Settings Click the image above for a look at all the features

Now I write content, use Hugo to generate the static version of the site, commit the changes to git, push them to my Beanstalk remotes, and a few seconds later, they’re published!

So now, at least, my money is now firmly where my mouth is - all of our sites are HTTPS only. To boot, they’re completely static, and CDN-served from an edge node close to you.

Now we can concentrate on more important things, and not worry about constant security updates to Wordpress and PHP, hosting issues, SSL costs or renewals, site or page speeds, ease of crawl-ability for web crawlers, and a host of other things.

Not too shabby for a couple days work.

The easiest way to install NSQ on FreeBSD

posted in DevOps on 2015-05-15 19:38:27 UTC by Dave Martorana

This is the easiest way to install NSQ on FreeBSD. There are other, probably more proper ways of doing so, but it’s as close as you can get to the Linux install instructions.

First, you’ll need bash if you don’t already have it:

# Install BASH for installation
pkg install -y bash

# Install Go
pkg install -y go

Make sure you set up your Go paths:

# Set up Go paths
export GOPATH="<gopath>"
export PATH=$PATH:$GOPATH/bin

Next, install GPM, the package manager Bitly chose to use with NSQ. In order to install GPM and use it, you’ll need to temporarily mount fdescfs, the file-descriptor file system for FreeBSD. You don’t need this as a permanent mount, so I use it in the install script only:

# Install GPM
git clone gpm
cd gpm
git checkout -b v1.3.2
make install

Now that we have GPM set up, we can move to NSQ:

# Install
go get -d || true
cd "$GOPATH/src/"
git checkout -b v0.3.5
gpm install
go get ./...

That’s it. nsqd, nsqlookup, etc., will be in your $GOPATH/bin directory.

#nsq  #freebsd

JsonTree Sublime Text 3 plugin

posted in Code on 2014-03-31 18:13:04 UTC by Dave Martorana

We use Sublime Text (23) pretty heavily at Flyclops.

We (and especially I) deal with a lot of JSON files.

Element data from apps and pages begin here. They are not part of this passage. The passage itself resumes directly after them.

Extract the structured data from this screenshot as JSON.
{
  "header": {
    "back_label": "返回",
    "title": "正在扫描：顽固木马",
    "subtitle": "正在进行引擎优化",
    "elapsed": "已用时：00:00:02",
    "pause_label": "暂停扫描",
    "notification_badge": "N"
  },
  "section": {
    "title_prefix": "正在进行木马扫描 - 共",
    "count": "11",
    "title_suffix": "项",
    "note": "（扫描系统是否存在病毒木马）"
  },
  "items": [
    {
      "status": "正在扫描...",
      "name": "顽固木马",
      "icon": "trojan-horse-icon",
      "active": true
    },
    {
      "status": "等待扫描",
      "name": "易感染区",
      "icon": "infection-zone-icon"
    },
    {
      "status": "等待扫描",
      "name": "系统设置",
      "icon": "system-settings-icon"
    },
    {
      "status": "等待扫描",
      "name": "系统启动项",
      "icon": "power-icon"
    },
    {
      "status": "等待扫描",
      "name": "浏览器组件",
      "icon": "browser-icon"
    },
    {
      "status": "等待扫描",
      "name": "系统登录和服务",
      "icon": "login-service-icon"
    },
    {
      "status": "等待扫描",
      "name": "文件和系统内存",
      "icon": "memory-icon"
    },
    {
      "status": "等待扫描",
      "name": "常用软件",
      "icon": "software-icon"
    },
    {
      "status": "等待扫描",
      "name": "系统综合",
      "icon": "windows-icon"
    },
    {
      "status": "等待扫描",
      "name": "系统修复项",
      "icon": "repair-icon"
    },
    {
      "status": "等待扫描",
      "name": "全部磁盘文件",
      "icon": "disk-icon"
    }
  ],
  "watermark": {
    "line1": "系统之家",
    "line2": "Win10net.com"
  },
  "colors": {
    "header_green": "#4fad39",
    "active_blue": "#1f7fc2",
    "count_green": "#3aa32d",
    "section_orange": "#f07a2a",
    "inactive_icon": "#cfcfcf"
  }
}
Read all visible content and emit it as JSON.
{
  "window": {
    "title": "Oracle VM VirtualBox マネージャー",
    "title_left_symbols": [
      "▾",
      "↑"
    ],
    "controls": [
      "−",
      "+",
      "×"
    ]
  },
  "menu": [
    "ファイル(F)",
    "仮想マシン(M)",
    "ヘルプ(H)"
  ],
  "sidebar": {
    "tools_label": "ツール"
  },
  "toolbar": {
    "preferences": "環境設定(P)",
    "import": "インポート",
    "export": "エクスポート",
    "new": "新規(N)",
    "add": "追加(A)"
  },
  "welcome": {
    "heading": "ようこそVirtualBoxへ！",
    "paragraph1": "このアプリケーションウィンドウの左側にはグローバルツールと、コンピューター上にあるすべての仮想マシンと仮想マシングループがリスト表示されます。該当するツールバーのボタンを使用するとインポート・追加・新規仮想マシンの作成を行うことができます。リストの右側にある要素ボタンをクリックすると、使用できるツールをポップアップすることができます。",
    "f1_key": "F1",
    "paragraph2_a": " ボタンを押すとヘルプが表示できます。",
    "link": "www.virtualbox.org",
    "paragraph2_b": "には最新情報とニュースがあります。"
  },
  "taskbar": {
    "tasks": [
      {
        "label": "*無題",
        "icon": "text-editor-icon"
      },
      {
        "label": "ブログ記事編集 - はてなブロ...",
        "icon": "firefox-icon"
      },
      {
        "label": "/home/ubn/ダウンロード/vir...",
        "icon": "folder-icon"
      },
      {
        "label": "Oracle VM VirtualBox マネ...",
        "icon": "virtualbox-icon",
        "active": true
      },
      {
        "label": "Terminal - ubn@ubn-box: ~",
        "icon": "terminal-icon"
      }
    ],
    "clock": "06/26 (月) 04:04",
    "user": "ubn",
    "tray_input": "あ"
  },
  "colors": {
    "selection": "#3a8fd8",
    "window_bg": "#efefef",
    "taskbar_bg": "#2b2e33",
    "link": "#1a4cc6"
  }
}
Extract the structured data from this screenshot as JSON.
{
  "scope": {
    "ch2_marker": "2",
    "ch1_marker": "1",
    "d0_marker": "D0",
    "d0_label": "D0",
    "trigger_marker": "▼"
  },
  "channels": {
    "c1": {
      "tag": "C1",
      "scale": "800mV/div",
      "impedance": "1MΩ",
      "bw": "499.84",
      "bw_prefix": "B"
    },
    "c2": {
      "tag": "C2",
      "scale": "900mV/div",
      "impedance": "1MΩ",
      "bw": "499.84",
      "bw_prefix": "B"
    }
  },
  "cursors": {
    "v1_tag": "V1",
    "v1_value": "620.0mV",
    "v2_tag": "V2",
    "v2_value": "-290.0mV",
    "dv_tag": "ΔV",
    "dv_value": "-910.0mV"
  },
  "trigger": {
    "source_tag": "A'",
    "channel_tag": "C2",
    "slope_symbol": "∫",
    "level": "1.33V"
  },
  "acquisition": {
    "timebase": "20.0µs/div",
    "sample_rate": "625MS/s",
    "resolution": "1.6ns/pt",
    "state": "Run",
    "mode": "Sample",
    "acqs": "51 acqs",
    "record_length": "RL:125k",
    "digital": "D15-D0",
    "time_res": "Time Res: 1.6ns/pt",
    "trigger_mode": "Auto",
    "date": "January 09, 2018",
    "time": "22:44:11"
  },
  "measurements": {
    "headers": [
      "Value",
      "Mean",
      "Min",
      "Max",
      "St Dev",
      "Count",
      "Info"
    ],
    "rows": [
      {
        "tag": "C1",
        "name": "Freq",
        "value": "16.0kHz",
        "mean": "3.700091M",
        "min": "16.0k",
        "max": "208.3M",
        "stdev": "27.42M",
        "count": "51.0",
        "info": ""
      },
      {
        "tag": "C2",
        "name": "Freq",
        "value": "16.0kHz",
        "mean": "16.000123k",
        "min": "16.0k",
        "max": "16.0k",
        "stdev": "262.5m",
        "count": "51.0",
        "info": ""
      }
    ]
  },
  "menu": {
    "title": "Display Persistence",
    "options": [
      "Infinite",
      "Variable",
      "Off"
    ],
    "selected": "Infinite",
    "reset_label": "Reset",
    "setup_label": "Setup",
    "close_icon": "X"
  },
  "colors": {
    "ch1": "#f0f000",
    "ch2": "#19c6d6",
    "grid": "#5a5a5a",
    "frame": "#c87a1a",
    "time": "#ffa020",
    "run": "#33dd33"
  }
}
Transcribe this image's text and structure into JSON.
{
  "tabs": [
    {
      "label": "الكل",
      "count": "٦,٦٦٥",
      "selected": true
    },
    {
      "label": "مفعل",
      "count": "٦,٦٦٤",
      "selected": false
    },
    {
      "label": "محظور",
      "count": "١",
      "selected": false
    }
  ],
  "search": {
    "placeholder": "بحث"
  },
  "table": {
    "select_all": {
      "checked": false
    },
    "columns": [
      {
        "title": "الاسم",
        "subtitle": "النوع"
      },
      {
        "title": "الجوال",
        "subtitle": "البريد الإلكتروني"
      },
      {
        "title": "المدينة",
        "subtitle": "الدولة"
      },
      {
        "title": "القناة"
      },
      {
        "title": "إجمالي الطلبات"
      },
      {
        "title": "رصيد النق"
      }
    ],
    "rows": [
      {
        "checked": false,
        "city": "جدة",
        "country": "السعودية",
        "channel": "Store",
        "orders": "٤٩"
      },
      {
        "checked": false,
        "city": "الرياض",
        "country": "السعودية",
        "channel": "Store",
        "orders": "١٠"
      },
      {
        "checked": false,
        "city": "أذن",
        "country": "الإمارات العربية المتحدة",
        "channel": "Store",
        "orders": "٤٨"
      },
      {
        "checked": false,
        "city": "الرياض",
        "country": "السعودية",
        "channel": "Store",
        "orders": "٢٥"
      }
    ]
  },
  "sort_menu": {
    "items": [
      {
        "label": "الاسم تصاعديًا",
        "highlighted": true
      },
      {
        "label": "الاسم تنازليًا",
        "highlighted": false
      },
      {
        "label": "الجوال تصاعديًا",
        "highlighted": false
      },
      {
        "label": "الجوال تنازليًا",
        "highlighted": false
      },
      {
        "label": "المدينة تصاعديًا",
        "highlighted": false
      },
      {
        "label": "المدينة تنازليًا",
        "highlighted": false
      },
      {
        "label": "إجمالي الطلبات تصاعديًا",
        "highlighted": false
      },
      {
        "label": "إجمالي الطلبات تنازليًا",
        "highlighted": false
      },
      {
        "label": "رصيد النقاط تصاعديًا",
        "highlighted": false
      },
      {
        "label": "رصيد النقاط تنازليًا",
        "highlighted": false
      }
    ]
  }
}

In my case, the majority of our backend is defined by AWS CloudFormation template files - and man, can they be long. So I wanted a way to browse them quickly.

So, I wrote this wonky, almost-working plugin for Sublime Text 3 (which is a “beta” but substantially better than 2) called JsonTree. It works by hitting a key combination (cmd-ctrl-j in OS X, or ctrl-alt-j in Windows/Linux) and brings up a tree-view of your JSON document that is browsable and searchable. Screenshot:


JsonTree has been accepted into the Sublime Package Repository. Grab the Package Control plugin and install JsonTree from there.

This is the second open-source code bit from Flyclops.